By Francis S. Collins
Published by Free Press, 2006
It’s only befitting that the head geneticist who led the international Human Genome Project to success, dare to follow-up his accomplishment with an almost as daring task to tackle. Basically, that a “rigorous scientist” who believes in evolutionism- can also believe in a Creator.
In “The Language of God,” Francis S. Collins argues, “that belief in God can be an entirely rational choice, and that the principles of faith are, in fact, complementary with the principles of science.” The recent success of sequencing the human genome that consists of all the DNA of our species, unlocked “the instructions for building a human being.” Yet Collins was humbled and happy to evoke his awe of God to the world for this milestone in biology.
The crux of Collins’s book is his firm view that the scientific and spiritual world views do not have to be antithetical.
Collins spent his youth in “willful blindness,” with a willy-nilly attitude about religion he inherited from his parents. By the time he reached Yale graduate school he had become a full-blown atheist.
As a young physician in training in North Carolina, Collins faced an awkward moment from an older woman suffering from severe untreatable angina. His patient asked him what he believed. “I’m not really sure.” he replied.
The brief encounter with the older woman haunted Collins: “Was I answerable to someone else other than myself?”
Collins set out to “disprove faith on the basis of logical argument.” However, Collins ran into a stumbling block early on when he read “Mere Christianity” by C.S. Lewis. More specifically, Lewis’ Moral Law argument. Which became the basis, and later foundation, for Collins forgoing atheism, and becoming a Christian.
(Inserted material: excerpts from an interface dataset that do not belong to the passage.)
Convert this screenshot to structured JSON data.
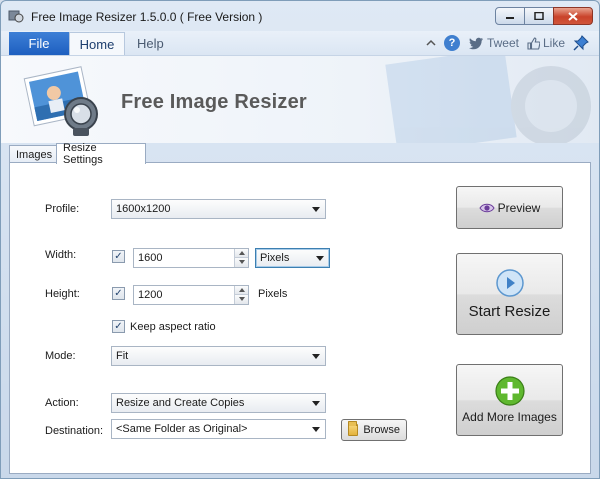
{
  "window": {
    "title": "Free Image Resizer 1.5.0.0 ( Free Version )"
  },
  "ribbon": {
    "tabs": {
      "file": "File",
      "home": "Home",
      "help": "Help"
    },
    "tweet_label": "Tweet",
    "like_label": "Like"
  },
  "banner": {
    "title": "Free Image Resizer"
  },
  "settings_tabs": {
    "images": "Images",
    "resize_settings": "Resize Settings"
  },
  "form": {
    "profile": {
      "label": "Profile:",
      "value": "1600x1200"
    },
    "width": {
      "label": "Width:",
      "checked": true,
      "value": "1600",
      "unit": "Pixels"
    },
    "height": {
      "label": "Height:",
      "checked": true,
      "value": "1200",
      "unit": "Pixels"
    },
    "keep_aspect": {
      "label": "Keep aspect ratio",
      "checked": true
    },
    "mode": {
      "label": "Mode:",
      "value": "Fit"
    },
    "action": {
      "label": "Action:",
      "value": "Resize and Create Copies"
    },
    "destination": {
      "label": "Destination:",
      "value": "<Same Folder as Original>",
      "browse_label": "Browse"
    }
  },
  "buttons": {
    "preview": "Preview",
    "start_resize": "Start Resize",
    "add_more_images": "Add More Images"
  }
}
As should be expected, Collins never breaches the subject of Bigfoot. But he does briefly discuss our closest known living relative, the chimpanzee. “The chimpanzee genome sequence has now been unveiled, and it reveals that humans and chimps are 96 percent identical at the DNA level.”
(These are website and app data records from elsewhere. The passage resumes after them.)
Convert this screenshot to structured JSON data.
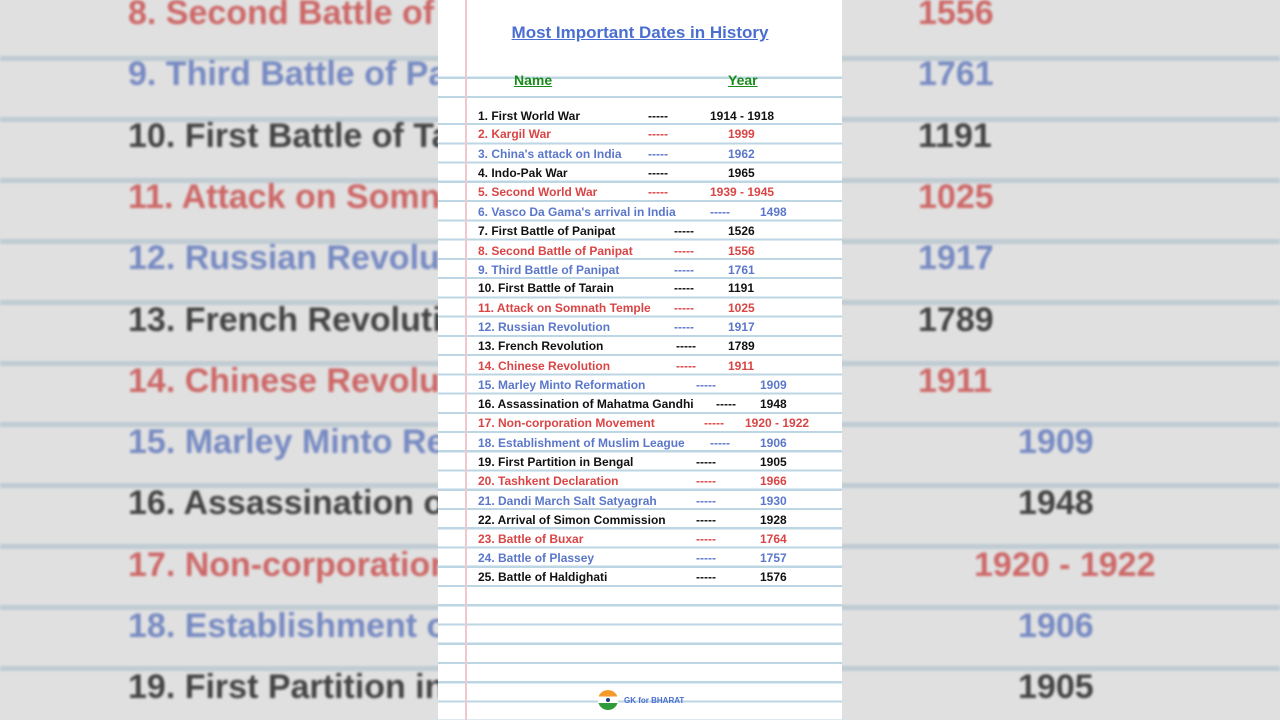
{
  "title": "Most Important Dates in History",
  "headers": {
    "name": "Name",
    "year": "Year"
  },
  "dash": "-----",
  "brand": "GK for BHARAT",
  "colors": {
    "red": "#d94545",
    "blue": "#5b77c9",
    "black": "#111111",
    "green": "#1a8a1a"
  },
  "rows": [
    {
      "name": "1. First World War",
      "year": "1914 - 1918",
      "color": "black"
    },
    {
      "name": "2. Kargil War",
      "year": "1999",
      "color": "red"
    },
    {
      "name": "3. China's attack on India",
      "year": "1962",
      "color": "blue"
    },
    {
      "name": "4. Indo-Pak War",
      "year": "1965",
      "color": "black"
    },
    {
      "name": "5. Second World War",
      "year": "1939 - 1945",
      "color": "red"
    },
    {
      "name": "6. Vasco Da Gama's arrival in India",
      "year": "1498",
      "color": "blue"
    },
    {
      "name": "7. First Battle of Panipat",
      "year": "1526",
      "color": "black"
    },
    {
      "name": "8. Second Battle of Panipat",
      "year": "1556",
      "color": "red"
    },
    {
      "name": "9. Third Battle of Panipat",
      "year": "1761",
      "color": "blue"
    },
    {
      "name": "10. First Battle of Tarain",
      "year": "1191",
      "color": "black"
    },
    {
      "name": "11. Attack on Somnath Temple",
      "year": "1025",
      "color": "red"
    },
    {
      "name": "12. Russian Revolution",
      "year": "1917",
      "color": "blue"
    },
    {
      "name": "13. French Revolution",
      "year": "1789",
      "color": "black"
    },
    {
      "name": "14. Chinese Revolution",
      "year": "1911",
      "color": "red"
    },
    {
      "name": "15. Marley Minto Reformation",
      "year": "1909",
      "color": "blue"
    },
    {
      "name": "16. Assassination of Mahatma Gandhi",
      "year": "1948",
      "color": "black"
    },
    {
      "name": "17. Non-corporation Movement",
      "year": "1920 - 1922",
      "color": "red"
    },
    {
      "name": "18. Establishment of Muslim League",
      "year": "1906",
      "color": "blue"
    },
    {
      "name": "19. First Partition in Bengal",
      "year": "1905",
      "color": "black"
    },
    {
      "name": "20. Tashkent Declaration",
      "year": "1966",
      "color": "red"
    },
    {
      "name": "21. Dandi March Salt Satyagrah",
      "year": "1930",
      "color": "blue"
    },
    {
      "name": "22. Arrival of Simon Commission",
      "year": "1928",
      "color": "black"
    },
    {
      "name": "23. Battle of Buxar",
      "year": "1764",
      "color": "red"
    },
    {
      "name": "24. Battle of Plassey",
      "year": "1757",
      "color": "blue"
    },
    {
      "name": "25. Battle of Haldighati",
      "year": "1576",
      "color": "black"
    }
  ]
}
Collins does elaborate on the occasional genetic glitches between humans and chimps. Here’s an insightful example:
“We can also now begin to explain the origins of a tiny fraction of the more mechanical differences between us and our closest relatives, some of which may play crucial roles in our humanness. In one example, a gene for a jaw muscle protein (MYH16) appears to have mutated into a pseudogene in humans. It continues to play a significant role in the development and strength of the jaw muscles in other primates. It is just conceivable that the inactivation of this gene led to a reduction in the mass of the human jaw muscle. Most apes have relatively larger and stronger jaws than we do. Human and ape skulls must, among other things, serve as an anchor for these jaw muscles. It is possible that the development of weaker jaws paradoxically allowed our skulls to expand upward, and accommodate our larger brains. This is clearly speculation, of course, and other genetic changes would be necessary to account for the much larger brain cortex that represents a major component of the difference between humans and chimpanzees.”
The steep polarization of the evolutionists versus the creationists Collins fully acknowledges. Collins also realizes the vast majority of Americans, including scientists, are caught in between these two opposing world views.
The heart of “Language” is heady, and will read like a dissertation for many folks. Collins runs the gamut from St. Augustine to the modern-day atheist, Richard Dawkins, to demonstrate arguments from both sides the great divide.
Collins calls for “a truce in the escalating war between science and spirit.” A war that “has been initiated and intensified by extremists on both sides.”